Constitutional Thinking: America’s four-box system
Last week we reminded all Texans, and citizens of every state, of the need to fully use our 10th Amendment to protect State Rights under the Constitution. We do not have to put up with everything the Federal government sends our way.
When I speak of our Four-Box system, I am describing the ways our rights are protected under the Constitution.
The first three boxes are: the soap box, the ballot box and the jury box.
The Soap Box is the easiest way we can, as individuals, get involved in determining the direction our country is taking. Everyone can study up and learn what is going on, them spread what they have learned to their friends and family. There are many ways to do that. Just pick what works for you.
Individual action is the most important, but the Tea Parties and similar local or national political groups are a great way we can work together to give constitutional ideas a louder and stronger voice. Don’t hesitate to get involved with a good group. It makes everything more fun and potentially more effective.
The only qualification to join the team is a love of our country, its Constitution and freedom. There is a position on the team for all ages, races, and backgrounds. This is America. Just be sure any team leaders are consistently following the Constitutional rule book. Check them out
If you are not involved, now is the time to be. Get off the couch and join in. The game that really counts is not on TV. The really Big Games, for all your marbles, are played in Washington, D.C. and our State capitols. We have to effectively use our second box, the Ballot Box at every opportunity, so our team will not be outnumbered.
Jury nullification through the Jury Box is our third box. The right of the jury to enforce or not enforce any particular law that applies to the case in question gives these twelve men and women on a jury more power than Congress, the President and the Supreme Court combined. One clear thinking jury member can "hang" the jury.
Judges and prosecutors are doing everything they can to neuter the power of the jury, but we still usually have it available. They pile on charges so as to intimidate defendants to take a plea bargain and avoid a jury trial. The judges intimidate and lie to jurors about their power and cause them to think they might get in trouble if they vote their consciences.
The judge may ask if you can follow the law as he gives it, so you say sure, but remember he does not make the law so you need not follow his instructions.

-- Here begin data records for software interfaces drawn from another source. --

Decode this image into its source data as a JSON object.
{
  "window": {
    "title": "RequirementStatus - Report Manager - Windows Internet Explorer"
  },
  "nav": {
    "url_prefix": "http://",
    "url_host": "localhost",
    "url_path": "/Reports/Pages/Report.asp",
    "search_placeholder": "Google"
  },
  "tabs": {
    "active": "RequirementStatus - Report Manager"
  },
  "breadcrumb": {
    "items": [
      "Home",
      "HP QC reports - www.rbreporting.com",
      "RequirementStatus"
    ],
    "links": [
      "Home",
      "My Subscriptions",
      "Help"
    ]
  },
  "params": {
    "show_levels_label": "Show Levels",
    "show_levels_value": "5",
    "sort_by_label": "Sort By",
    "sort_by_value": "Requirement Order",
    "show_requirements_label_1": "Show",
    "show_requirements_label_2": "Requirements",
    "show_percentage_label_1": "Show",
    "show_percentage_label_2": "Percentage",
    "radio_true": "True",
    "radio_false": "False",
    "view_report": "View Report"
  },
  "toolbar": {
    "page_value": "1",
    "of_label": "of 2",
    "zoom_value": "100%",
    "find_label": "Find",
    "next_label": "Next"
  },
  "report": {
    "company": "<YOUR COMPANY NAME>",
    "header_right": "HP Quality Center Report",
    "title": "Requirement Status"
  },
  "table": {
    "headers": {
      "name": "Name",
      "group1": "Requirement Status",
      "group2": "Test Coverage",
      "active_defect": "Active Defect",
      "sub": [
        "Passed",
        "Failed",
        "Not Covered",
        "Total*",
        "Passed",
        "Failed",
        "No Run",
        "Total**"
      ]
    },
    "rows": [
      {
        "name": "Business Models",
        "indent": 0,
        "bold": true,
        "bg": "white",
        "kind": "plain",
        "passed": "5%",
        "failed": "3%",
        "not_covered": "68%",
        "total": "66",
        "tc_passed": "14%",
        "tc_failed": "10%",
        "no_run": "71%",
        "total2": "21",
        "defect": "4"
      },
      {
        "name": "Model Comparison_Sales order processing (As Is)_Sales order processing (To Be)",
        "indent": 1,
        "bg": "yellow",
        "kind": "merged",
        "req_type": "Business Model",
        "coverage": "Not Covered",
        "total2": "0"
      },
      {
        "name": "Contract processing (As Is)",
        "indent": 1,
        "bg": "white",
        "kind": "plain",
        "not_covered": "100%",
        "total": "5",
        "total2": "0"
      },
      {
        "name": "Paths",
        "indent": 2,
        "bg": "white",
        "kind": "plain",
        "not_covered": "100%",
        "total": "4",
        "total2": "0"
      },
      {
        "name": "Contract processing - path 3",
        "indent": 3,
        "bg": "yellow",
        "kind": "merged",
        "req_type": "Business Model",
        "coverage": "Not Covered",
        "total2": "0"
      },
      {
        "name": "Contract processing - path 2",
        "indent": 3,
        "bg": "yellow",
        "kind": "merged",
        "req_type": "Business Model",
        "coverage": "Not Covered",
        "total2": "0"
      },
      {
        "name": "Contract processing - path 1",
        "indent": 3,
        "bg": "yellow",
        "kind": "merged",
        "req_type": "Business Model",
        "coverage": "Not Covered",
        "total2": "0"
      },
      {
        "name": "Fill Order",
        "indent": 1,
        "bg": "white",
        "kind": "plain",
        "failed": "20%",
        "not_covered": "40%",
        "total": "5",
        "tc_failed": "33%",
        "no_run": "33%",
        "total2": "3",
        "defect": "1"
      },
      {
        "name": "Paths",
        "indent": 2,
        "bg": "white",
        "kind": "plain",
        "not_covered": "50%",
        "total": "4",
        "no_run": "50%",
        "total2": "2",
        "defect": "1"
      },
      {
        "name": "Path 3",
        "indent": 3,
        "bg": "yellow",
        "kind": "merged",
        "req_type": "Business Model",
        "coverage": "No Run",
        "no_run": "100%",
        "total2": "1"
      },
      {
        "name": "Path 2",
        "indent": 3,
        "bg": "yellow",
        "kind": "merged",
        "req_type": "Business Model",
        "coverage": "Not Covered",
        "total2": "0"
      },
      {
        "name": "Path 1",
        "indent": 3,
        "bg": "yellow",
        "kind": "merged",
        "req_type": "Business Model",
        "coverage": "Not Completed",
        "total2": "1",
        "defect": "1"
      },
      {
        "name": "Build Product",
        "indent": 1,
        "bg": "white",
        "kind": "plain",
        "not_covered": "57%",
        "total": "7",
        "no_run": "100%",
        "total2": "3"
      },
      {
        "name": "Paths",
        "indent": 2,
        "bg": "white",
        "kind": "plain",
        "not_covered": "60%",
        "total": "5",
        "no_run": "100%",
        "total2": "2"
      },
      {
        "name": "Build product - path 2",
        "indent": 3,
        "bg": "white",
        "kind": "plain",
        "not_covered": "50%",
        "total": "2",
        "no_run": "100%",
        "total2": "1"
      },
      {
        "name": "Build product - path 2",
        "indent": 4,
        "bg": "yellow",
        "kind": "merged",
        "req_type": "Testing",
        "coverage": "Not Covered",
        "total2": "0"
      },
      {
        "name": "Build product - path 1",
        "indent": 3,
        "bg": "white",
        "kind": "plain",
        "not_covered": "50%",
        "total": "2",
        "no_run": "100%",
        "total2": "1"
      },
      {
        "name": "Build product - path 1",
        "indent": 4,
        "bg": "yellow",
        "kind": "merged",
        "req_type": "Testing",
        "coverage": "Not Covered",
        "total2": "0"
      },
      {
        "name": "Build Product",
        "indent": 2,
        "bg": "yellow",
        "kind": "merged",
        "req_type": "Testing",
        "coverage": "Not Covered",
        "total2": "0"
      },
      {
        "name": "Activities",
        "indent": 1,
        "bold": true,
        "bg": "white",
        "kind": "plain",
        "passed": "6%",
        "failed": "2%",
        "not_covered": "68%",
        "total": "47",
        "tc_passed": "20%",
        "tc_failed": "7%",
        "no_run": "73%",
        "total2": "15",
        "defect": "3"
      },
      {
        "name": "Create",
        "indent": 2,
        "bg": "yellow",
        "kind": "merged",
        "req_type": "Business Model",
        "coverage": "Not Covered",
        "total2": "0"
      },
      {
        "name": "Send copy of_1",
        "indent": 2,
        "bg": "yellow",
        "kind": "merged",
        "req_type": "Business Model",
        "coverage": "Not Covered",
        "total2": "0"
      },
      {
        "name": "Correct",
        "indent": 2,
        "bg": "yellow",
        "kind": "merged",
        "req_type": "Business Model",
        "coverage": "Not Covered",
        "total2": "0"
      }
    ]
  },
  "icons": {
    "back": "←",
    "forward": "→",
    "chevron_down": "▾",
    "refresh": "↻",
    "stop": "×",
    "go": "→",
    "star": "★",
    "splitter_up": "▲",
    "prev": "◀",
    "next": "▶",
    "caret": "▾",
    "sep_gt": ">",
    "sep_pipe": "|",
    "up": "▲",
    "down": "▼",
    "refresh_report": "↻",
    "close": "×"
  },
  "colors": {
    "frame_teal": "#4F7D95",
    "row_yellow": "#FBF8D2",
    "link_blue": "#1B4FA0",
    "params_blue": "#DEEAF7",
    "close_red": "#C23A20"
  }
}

His job is to referee the trial and provide neutral legal advice to the jury, which includes a full explanation of a juror’s rights and responsibilities.
Judges rarely "fully inform" jurors of their rights, especially their power to judge the law itself and tell you to consider "only the facts." John Adams, our second president, said it is a juror’s duty to vote his conscience.
Thomas Jefferson said, "I consider trial by jury as the only anchor yet imagined by man, by which a government can be held to the principles of its constitution."
The nation’s Founders had seen colonial printer Peter Zenger tried for printing a critical – but true story about the Governor of New York. The court said, "Truth is no defense", but the jury said it was, and acquitted.
They remembered the story of William Penn’s trial for preaching "illegal" religious doctrine in London, but the brave jury stood their ground in the face of great hardship. We did not get our free press, free speech, and freedom of religion by magic. They were earned.
Tell the other jury members if you don’t believe the evidence beyond a reasonable doubt, or the veracity of the informants, or the police. A hung jury often causes the prosecutor to drop charges, and a bunch of hung juries make a bad law difficult to enforce.
The fourth box, the Cartridge Box, is available to be used if the others are taken from us. We really don’t want it to come down to that. Please use the other three now.